The d8 looks something like two pyramids connected at the base, but don’t worry! It’s not anywhere near as painful to step on as the d4!
Any intrepid adventurer is going to find themselves using the d8 somewhere along the line, especially for weapons such as maces, and it wouldn’t do to go without one!
The d10. The ever important ten sided die. There are certain Tabletop Games that use only d10’s.
You can do everything with this bad boy, from determining when your character acts in the middle of combat, or using it to determine the fate of games of chance.
It’s also important to know that you can use d10’s to roll percentile, or determine the fate something on a percentile scale
(1-100). There are particular dice made for this with the 10’s already on the dice, but you can also use two d10’s and just declare one the 10’s place. That way if you roll a 7 on the 10’s place and a 1 on the one’s place, you know you’ve rolled a 71. Not a bad roll as far as percentiles go. Fortunately, most standard dice sets come with the percentile die so you don’t have to worry about the workaround.
The d12 is a dodecahedron and just like the d8 is used for all sorts of arcane events. Sometimes useful in spells, sometimes useful with the more exotic weapons. In 5th edition D&D, Greataxes and other horrifyingly huge weapons use this high rolling die, and an adventurer or D&D player would never want to go without it.
The classic d20. Entire systems and sets of systems like Roll20 have been built around the d20. When it comes to rolling for D&D nothing gets a player quite as excited as the outcome of a d20, and nothing can be quite as shocking.

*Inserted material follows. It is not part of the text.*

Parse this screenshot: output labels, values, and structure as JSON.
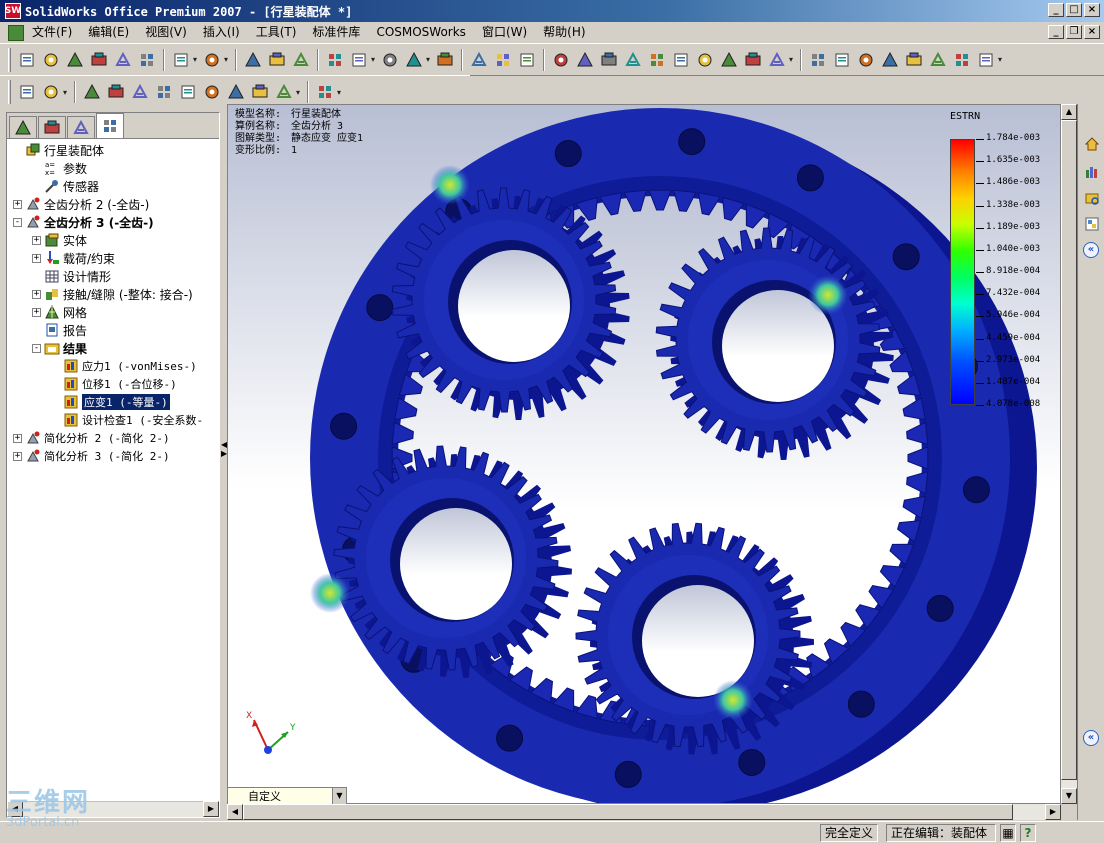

For the 20 sided die it’s common among D&D players to use the 1 roll as a critical failure and the 20 roll as a critical success. Sometimes this can be taken to crazy extremes. I can guarantee you that every D&D player has fond memories of a time that they rolled a 20 at certain point performed some stunning feat. I can also guarantee you that every D&D player has memories of rolling a 1 and bringing about near certain doom.
Love them or hate them, you simply cannot escape using the d20 while playing D&D.